Manal El-Tibi's resignation letter to Egypt's Constituent Assembly
Bassem Sabry provides English-language translation of Manal El-Tibi's controversial resignation letter to Egypt's Constituent Assembly, tasked with drafting new national charter
Bassem Sabry, Wednesday 26 Sep 2012
Manal El-Tibi (Photo: Ahram)
Nubian human rights activist Manal El-Tibi's 24 September resignation from Egypt's Constituent Assembly (tasked with drafting a new constitution) – and her strongly-worded resignation letter – have unleashed an avalanche of controversy, commentary and speculation. Following her resignation from the assembly, some have called her a genuine heroine who took a difficult stand, in hopes that more assembly members might follow her example to protest what they describe as encroaching Islamist domination of the constitution-drafting process.
Others, however, have harshly criticised El-Tibi, both for her resignation and what they see as her "unfair and improper" resignation letter, while also accusing her of orchestrating a "media stunt" for her own benefit.
Others still take the middle ground, agreeing with many of her sentiments but wishing she had not resigned and continued her reform efforts from within the council.
The following is an English-language translation of her resignation letter, which attempts to maintain the spirit of the original text. The original, Arabic-language resignation letter can be read here: http://gate.ahram.org.eg/News/254797.aspx
Mr. Hossam El-Ghiryani, head of the Constituent Assembly,

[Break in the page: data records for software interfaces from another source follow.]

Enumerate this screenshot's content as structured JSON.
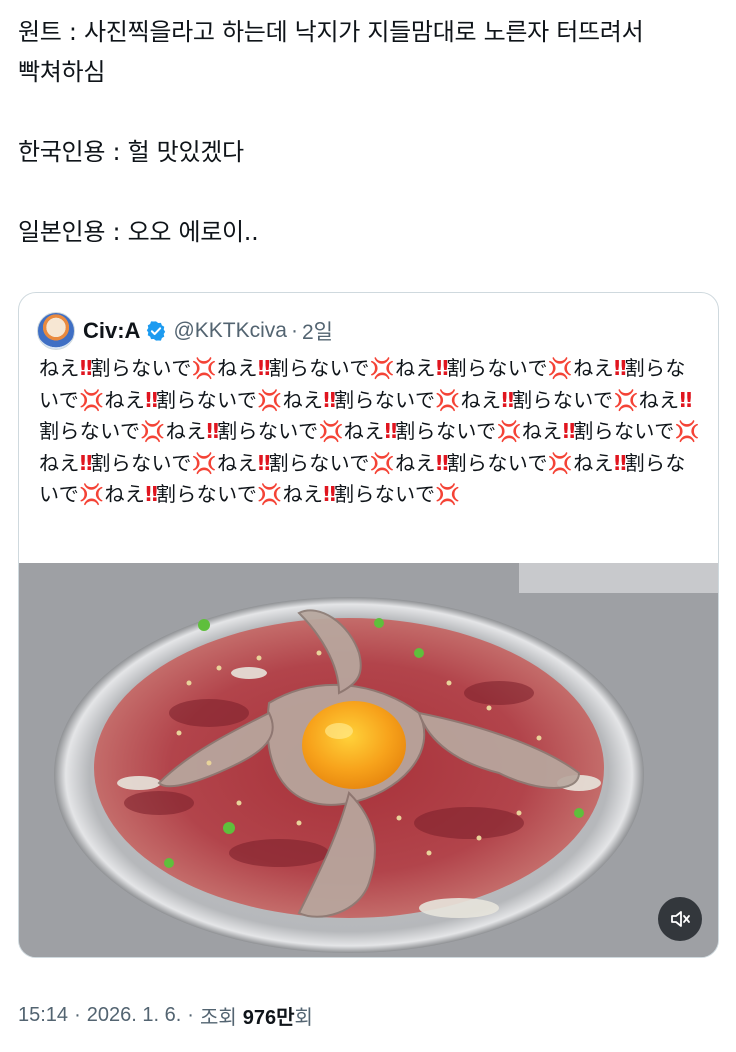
{
  "post": {
    "lines": [
      "원트 : 사진찍을라고 하는데 낙지가 지들맘대로 노른자 터뜨려서",
      "빡쳐하심",
      "",
      "한국인용 : 헐 맛있겠다",
      "",
      "일본인용 : 오오 에로이.."
    ]
  },
  "quote": {
    "author_name": "Civ:A",
    "handle": "@KKTKciva",
    "separator": "·",
    "time": "2일",
    "verified_icon": "verified-badge-icon",
    "segments": [
      "ねえ",
      "‼",
      "割らないで",
      "💢",
      "ねえ",
      "‼",
      "割らないで",
      "💢",
      "ねえ",
      "‼",
      "割らないで",
      "💢",
      "ねえ",
      "‼",
      "割らないで",
      "💢",
      "ねえ",
      "‼",
      "割らないで",
      "💢",
      "ねえ",
      "‼",
      "割らないで",
      "💢",
      "ねえ",
      "‼",
      "割らないで",
      "💢",
      "ねえ",
      "‼",
      "割らないで",
      "💢",
      "ねえ",
      "‼",
      "割らないで",
      "💢",
      "ねえ",
      "‼",
      "割らないで",
      "💢",
      "ねえ",
      "‼",
      "割らないで",
      "💢",
      "ねえ",
      "‼",
      "割らないで",
      "💢",
      "ねえ",
      "‼",
      "割らないで",
      "💢",
      "ねえ",
      "‼",
      "割らないで",
      "💢",
      "ねえ",
      "‼",
      "割らないで",
      "💢",
      "ねえ",
      "‼",
      "割らないで",
      "💢",
      "ねえ",
      "‼",
      "割らないで",
      "💢"
    ],
    "media_icon": "muted-speaker-icon"
  },
  "meta": {
    "time": "15:14",
    "sep1": "·",
    "date": "2026. 1. 6.",
    "sep2": "·",
    "views_label": "조회",
    "views_count": "976만",
    "views_suffix": "회"
  },
  "colors": {
    "text": "#0f1419",
    "secondary": "#536471",
    "border": "#cfd9de",
    "verified": "#1d9bf0",
    "egg_yolk": "#f5a623"
  }
}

I have issued a statement to public opinion before, culminating in the suspension of my membership in the Rights And Freedoms Committee in the general assembly for drafting the constitution, while still retaining my membership in the assembly. The aforementioned statement was both a clarification and a warning of such matters that are being prearranged so that the revolution's constitution would come out in a predetermined and pre-prepared manner, one that does not lead to the fulfilment of the goals of freedom, social justice and human dignity – the goals of the glorious Egyptian revolution. However, I had accepted to become a member of the assembly, despite the advice of many not to participate, for I had preferred to fully partake in the experience, to be a witness to it; an experience that I can now describe – honestly – as a bitter and black one.
I have reached a final conviction that there is no use in continuing to be a member of the Constituent Assembly, given that the final product – despite my struggle to present many suggestions for constitutional clauses that reflect freedom, social justice and human dignity for all citizens without discrimination – would never meet the expectations of the majority of Egyptians. Rather, it became clear that the constitution was being prepared to serve one particular group, entrenching the idea that the religious state might obtain power in such a manner. Eventually, the process would create a constitution that would maintain the same primary foundations of the regime that the revolution had risen up to overthrow, while only changing the personnel; not a radical change in the structure of the regime as an inevitable result of the glorious Egyptian revolution.
The truth is that my primary political position throughout this time had displayed itself in boycotting the parliamentary and presidential elections, within the context of my boycott of the entire current top-down political process. The reason is that – within the context of this process – the state institutions that are being reconstructed would never become institutions of the revolution, but institutions of the counter-revolution. This means that all of the state's institutions that have been, and are now being, constructed will represent a big step backward in the history of Egypt, and that they would be worse than the institutions of ousted president Hosni Mubarak.
And experience has proven the correctness of my position. Egypt has obtained a backward parliament as a result of parliamentary elections whose integrity is shrouded in doubt. Even if this parliament was dissolved, its effects remain standing. It [Egypt] directed itself towards choosing between two real nightmares for the presidency: a president for an authoritarian, corrupt state for the military and the intelligence apparatus [Ahmed Shafiq], or a president that would lay the foundations of a religious, authoritarian and corrupt state based on what is called 'Political Islam' (Mohammed Morsi), elections which led to the victory of the latter.
All regrettably, and after the bitter experience in the Constituent Assembly, the drafting of the new constitution was not an exception of this context. We are approaching the drafting of a constitution that is worse than all previous Egyptian constitutions, through a Constituent Assembly based on the military's overwhelming use of power and authority, and the Brotherhood using the parliamentary majority of the Brotherhood and Salafists and Wahhabis. This was all to draft a constitution that would form the solid foundation not just for reproducing the former regime, but to create the state for the counter-revolution, whose direct job would be to neutralise the political, popular and glorious revolution of January 25 2011.
Consequently, the new constitution and system do not carry any sign or fairness, with all of its impoverished segments of society, including my generous family in Al-Nuba, who honoured me by nominating me for assembly membership.
Thus, building upon all that has been said, and in alignment with my conscience as an Egyptian citizen and with my principles as a political activist loyal to our glorious revolution, one who refuses to participate in the construction of institutions of the counter revolution, I hereby submit to your Excellency my resignation from the Constituent Assembly and my withdrawal from it.